== ASSIGNMENT ==
Extract the text of each entry below exactly, leaving every image behind.

--- RECORDS PROVIDED ---

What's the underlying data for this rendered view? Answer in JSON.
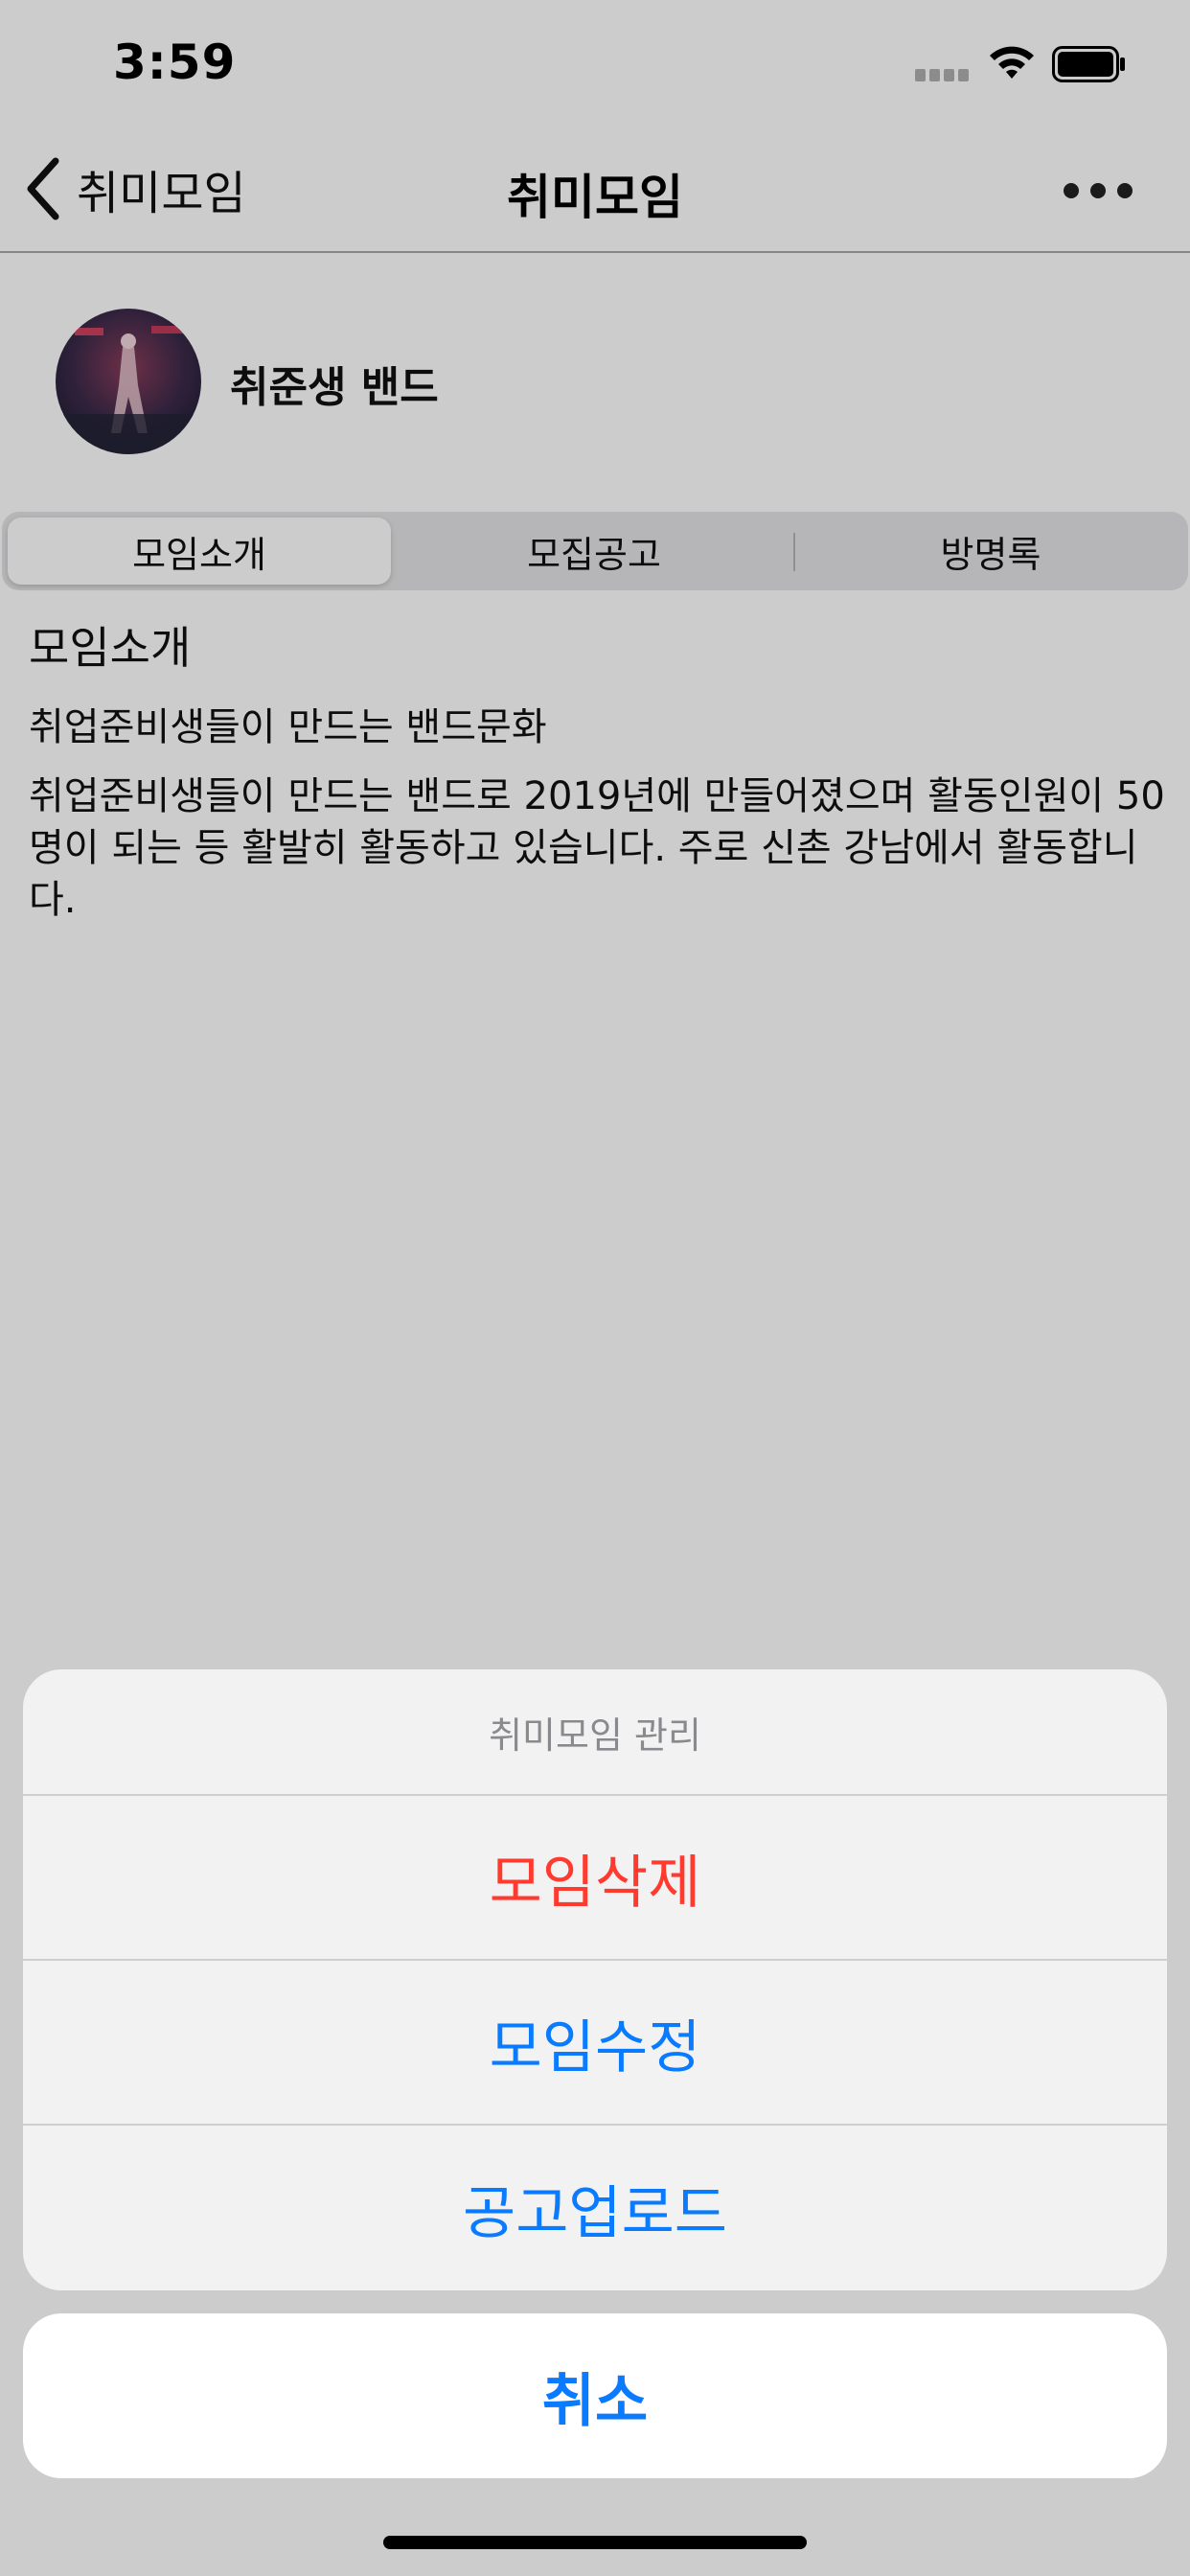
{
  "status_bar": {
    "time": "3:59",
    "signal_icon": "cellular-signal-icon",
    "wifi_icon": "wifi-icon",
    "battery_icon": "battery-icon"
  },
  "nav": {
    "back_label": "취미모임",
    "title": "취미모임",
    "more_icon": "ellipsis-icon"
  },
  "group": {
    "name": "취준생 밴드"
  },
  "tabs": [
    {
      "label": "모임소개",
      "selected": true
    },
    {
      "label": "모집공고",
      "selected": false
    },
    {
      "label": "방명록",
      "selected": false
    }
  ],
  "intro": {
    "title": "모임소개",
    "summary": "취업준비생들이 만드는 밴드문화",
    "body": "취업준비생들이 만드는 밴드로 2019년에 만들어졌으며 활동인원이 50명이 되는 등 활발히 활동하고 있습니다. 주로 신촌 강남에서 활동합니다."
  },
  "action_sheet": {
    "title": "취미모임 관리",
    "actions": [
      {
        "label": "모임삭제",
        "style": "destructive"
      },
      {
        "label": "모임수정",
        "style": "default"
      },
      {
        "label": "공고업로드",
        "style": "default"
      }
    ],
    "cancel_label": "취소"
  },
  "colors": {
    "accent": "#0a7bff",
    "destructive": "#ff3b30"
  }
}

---

== OUTPUT FOR THIS TASK ==
What's the underlying data for this rendered view? Answer in JSON.
{
  "status_bar": {
    "time": "3:59",
    "signal_icon": "cellular-signal-icon",
    "wifi_icon": "wifi-icon",
    "battery_icon": "battery-icon"
  },
  "nav": {
    "back_label": "취미모임",
    "title": "취미모임",
    "more_icon": "ellipsis-icon"
  },
  "group": {
    "name": "취준생 밴드"
  },
  "tabs": [
    {
      "label": "모임소개",
      "selected": true
    },
    {
      "label": "모집공고",
      "selected": false
    },
    {
      "label": "방명록",
      "selected": false
    }
  ],
  "intro": {
    "title": "모임소개",
    "summary": "취업준비생들이 만드는 밴드문화",
    "body": "취업준비생들이 만드는 밴드로 2019년에 만들어졌으며 활동인원이 50명이 되는 등 활발히 활동하고 있습니다. 주로 신촌 강남에서 활동합니다."
  },
  "action_sheet": {
    "title": "취미모임 관리",
    "actions": [
      {
        "label": "모임삭제",
        "style": "destructive"
      },
      {
        "label": "모임수정",
        "style": "default"
      },
      {
        "label": "공고업로드",
        "style": "default"
      }
    ],
    "cancel_label": "취소"
  },
  "colors": {
    "accent": "#0a7bff",
    "destructive": "#ff3b30"
  }
}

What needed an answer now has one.